So that you're at equal height with everyone else at the table. It's also best not to cross your legs because it can be disrespectful or distracting in a professional setting.
7. What's the dress code?
Clothing can greatly enhance or detract a person's professional reputation. So make sure your attire falls within the guidelines.
8. It's okay to hold open a door
But don't pull out someone's chair for them. Leave those social gender norms behind in the 20th century.
9. Prepare yourself
Know the content of the meeting beforehand and know what your part in it is. There will be questions and some of them will be for you.
10. Don't digress
If you stray from the agenda, chances are you're going to lose your audience. If you do, make sure to have a co-worker who can manoeuvre you in the right direction.
11. Speak loudly and speak early
Make sure every single person at the table can hear what you're saying.

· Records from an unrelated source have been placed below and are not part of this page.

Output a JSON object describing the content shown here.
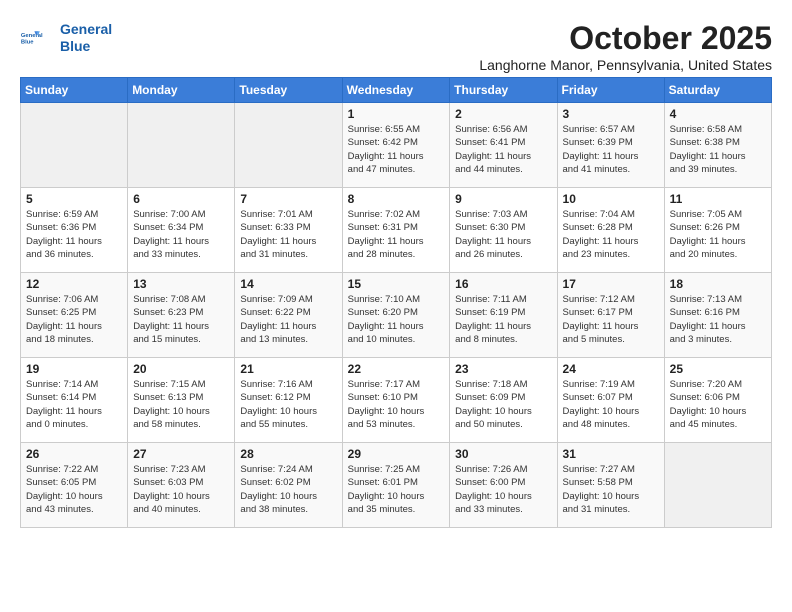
{
  "header": {
    "logo_line1": "General",
    "logo_line2": "Blue",
    "title": "October 2025",
    "subtitle": "Langhorne Manor, Pennsylvania, United States"
  },
  "days_of_week": [
    "Sunday",
    "Monday",
    "Tuesday",
    "Wednesday",
    "Thursday",
    "Friday",
    "Saturday"
  ],
  "weeks": [
    [
      {
        "day": "",
        "info": ""
      },
      {
        "day": "",
        "info": ""
      },
      {
        "day": "",
        "info": ""
      },
      {
        "day": "1",
        "info": "Sunrise: 6:55 AM\nSunset: 6:42 PM\nDaylight: 11 hours\nand 47 minutes."
      },
      {
        "day": "2",
        "info": "Sunrise: 6:56 AM\nSunset: 6:41 PM\nDaylight: 11 hours\nand 44 minutes."
      },
      {
        "day": "3",
        "info": "Sunrise: 6:57 AM\nSunset: 6:39 PM\nDaylight: 11 hours\nand 41 minutes."
      },
      {
        "day": "4",
        "info": "Sunrise: 6:58 AM\nSunset: 6:38 PM\nDaylight: 11 hours\nand 39 minutes."
      }
    ],
    [
      {
        "day": "5",
        "info": "Sunrise: 6:59 AM\nSunset: 6:36 PM\nDaylight: 11 hours\nand 36 minutes."
      },
      {
        "day": "6",
        "info": "Sunrise: 7:00 AM\nSunset: 6:34 PM\nDaylight: 11 hours\nand 33 minutes."
      },
      {
        "day": "7",
        "info": "Sunrise: 7:01 AM\nSunset: 6:33 PM\nDaylight: 11 hours\nand 31 minutes."
      },
      {
        "day": "8",
        "info": "Sunrise: 7:02 AM\nSunset: 6:31 PM\nDaylight: 11 hours\nand 28 minutes."
      },
      {
        "day": "9",
        "info": "Sunrise: 7:03 AM\nSunset: 6:30 PM\nDaylight: 11 hours\nand 26 minutes."
      },
      {
        "day": "10",
        "info": "Sunrise: 7:04 AM\nSunset: 6:28 PM\nDaylight: 11 hours\nand 23 minutes."
      },
      {
        "day": "11",
        "info": "Sunrise: 7:05 AM\nSunset: 6:26 PM\nDaylight: 11 hours\nand 20 minutes."
      }
    ],
    [
      {
        "day": "12",
        "info": "Sunrise: 7:06 AM\nSunset: 6:25 PM\nDaylight: 11 hours\nand 18 minutes."
      },
      {
        "day": "13",
        "info": "Sunrise: 7:08 AM\nSunset: 6:23 PM\nDaylight: 11 hours\nand 15 minutes."
      },
      {
        "day": "14",
        "info": "Sunrise: 7:09 AM\nSunset: 6:22 PM\nDaylight: 11 hours\nand 13 minutes."
      },
      {
        "day": "15",
        "info": "Sunrise: 7:10 AM\nSunset: 6:20 PM\nDaylight: 11 hours\nand 10 minutes."
      },
      {
        "day": "16",
        "info": "Sunrise: 7:11 AM\nSunset: 6:19 PM\nDaylight: 11 hours\nand 8 minutes."
      },
      {
        "day": "17",
        "info": "Sunrise: 7:12 AM\nSunset: 6:17 PM\nDaylight: 11 hours\nand 5 minutes."
      },
      {
        "day": "18",
        "info": "Sunrise: 7:13 AM\nSunset: 6:16 PM\nDaylight: 11 hours\nand 3 minutes."
      }
    ],
    [
      {
        "day": "19",
        "info": "Sunrise: 7:14 AM\nSunset: 6:14 PM\nDaylight: 11 hours\nand 0 minutes."
      },
      {
        "day": "20",
        "info": "Sunrise: 7:15 AM\nSunset: 6:13 PM\nDaylight: 10 hours\nand 58 minutes."
      },
      {
        "day": "21",
        "info": "Sunrise: 7:16 AM\nSunset: 6:12 PM\nDaylight: 10 hours\nand 55 minutes."
      },
      {
        "day": "22",
        "info": "Sunrise: 7:17 AM\nSunset: 6:10 PM\nDaylight: 10 hours\nand 53 minutes."
      },
      {
        "day": "23",
        "info": "Sunrise: 7:18 AM\nSunset: 6:09 PM\nDaylight: 10 hours\nand 50 minutes."
      },
      {
        "day": "24",
        "info": "Sunrise: 7:19 AM\nSunset: 6:07 PM\nDaylight: 10 hours\nand 48 minutes."
      },
      {
        "day": "25",
        "info": "Sunrise: 7:20 AM\nSunset: 6:06 PM\nDaylight: 10 hours\nand 45 minutes."
      }
    ],
    [
      {
        "day": "26",
        "info": "Sunrise: 7:22 AM\nSunset: 6:05 PM\nDaylight: 10 hours\nand 43 minutes."
      },
      {
        "day": "27",
        "info": "Sunrise: 7:23 AM\nSunset: 6:03 PM\nDaylight: 10 hours\nand 40 minutes."
      },
      {
        "day": "28",
        "info": "Sunrise: 7:24 AM\nSunset: 6:02 PM\nDaylight: 10 hours\nand 38 minutes."
      },
      {
        "day": "29",
        "info": "Sunrise: 7:25 AM\nSunset: 6:01 PM\nDaylight: 10 hours\nand 35 minutes."
      },
      {
        "day": "30",
        "info": "Sunrise: 7:26 AM\nSunset: 6:00 PM\nDaylight: 10 hours\nand 33 minutes."
      },
      {
        "day": "31",
        "info": "Sunrise: 7:27 AM\nSunset: 5:58 PM\nDaylight: 10 hours\nand 31 minutes."
      },
      {
        "day": "",
        "info": ""
      }
    ]
  ]
}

To make the most impact, find something meaningful to add at the very beginning so people know you are there. Don't save all your questions for the end when everyone's ready to get out. Don't be "that" person.
12. Understand the unspoken rules
While it is impolite to interrupt others, sometimes you have to. Understand your position and get your position across so that you can have a productive meeting.
13. Keep your phone in your pocket
If you can, avoid taking notes in your phone. It's easy for others to get the impression that you're doing something else. It's also easy for you to get distracted. Set your phone on silent and step outside if you have to make that call.